Lamo said he had arranged to surrender to federal authorities to face computer-trespass charges.
Lamo, who has no permanent address, could face fines and prison time of up to 10 years under the Computer Fraud and Abuse Act of 1986, which outlaws such behavior.
Lamo has exposed flaws in corporate networks and has a knack for finding backdoors through laser printers and other unlikely access points.
Lamo often offered to work for free with his subjects to fix their holes, and some including WorldCom, now known as MCI WCOEQ.PK , have expressed gratitude for his work.
Lamo hacked The New York Times network in February 2002, accessing employee records, home-delivery account information and the phone numbers and Social Security numbers of op-ed page contributors. U.S. prosecutors opened an investigation shortly afterward.
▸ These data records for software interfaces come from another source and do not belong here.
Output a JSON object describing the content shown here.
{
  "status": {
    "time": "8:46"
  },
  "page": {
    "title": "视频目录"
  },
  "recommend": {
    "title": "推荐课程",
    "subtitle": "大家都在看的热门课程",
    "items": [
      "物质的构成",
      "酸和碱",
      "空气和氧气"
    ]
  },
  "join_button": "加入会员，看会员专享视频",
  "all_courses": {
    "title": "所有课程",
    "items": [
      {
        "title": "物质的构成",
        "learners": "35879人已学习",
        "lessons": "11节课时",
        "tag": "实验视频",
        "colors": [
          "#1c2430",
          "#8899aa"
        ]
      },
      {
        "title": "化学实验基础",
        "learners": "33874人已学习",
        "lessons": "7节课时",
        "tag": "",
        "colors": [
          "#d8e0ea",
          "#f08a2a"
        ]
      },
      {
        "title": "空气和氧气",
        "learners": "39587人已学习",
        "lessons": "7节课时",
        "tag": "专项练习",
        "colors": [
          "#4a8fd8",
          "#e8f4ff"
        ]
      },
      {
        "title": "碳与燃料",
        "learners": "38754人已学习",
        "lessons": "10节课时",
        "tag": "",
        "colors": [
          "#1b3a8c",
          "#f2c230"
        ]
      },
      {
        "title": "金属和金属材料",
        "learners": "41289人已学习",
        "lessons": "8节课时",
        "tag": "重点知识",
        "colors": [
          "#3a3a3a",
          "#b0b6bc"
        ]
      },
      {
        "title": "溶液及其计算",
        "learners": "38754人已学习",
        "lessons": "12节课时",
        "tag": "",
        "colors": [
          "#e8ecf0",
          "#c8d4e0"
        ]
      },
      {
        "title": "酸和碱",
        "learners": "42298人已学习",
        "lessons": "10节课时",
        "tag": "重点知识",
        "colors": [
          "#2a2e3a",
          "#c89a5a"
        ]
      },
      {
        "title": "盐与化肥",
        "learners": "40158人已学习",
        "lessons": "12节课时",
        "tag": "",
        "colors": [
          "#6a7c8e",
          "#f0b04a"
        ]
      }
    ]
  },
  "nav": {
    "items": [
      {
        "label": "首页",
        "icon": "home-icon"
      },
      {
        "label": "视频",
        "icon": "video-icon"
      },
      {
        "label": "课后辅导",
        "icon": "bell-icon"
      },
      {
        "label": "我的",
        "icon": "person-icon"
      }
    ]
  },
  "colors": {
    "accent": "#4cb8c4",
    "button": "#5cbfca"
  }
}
Lamo said in a telephone interview he found out about the charges last week but waited to turn himself in so he would not have to sit in jail through the weekend.
“This has been an extremely surreal weekend. I don’t think that what I’ve done is wrong but I understand that my actions have consequences,” Lamo said.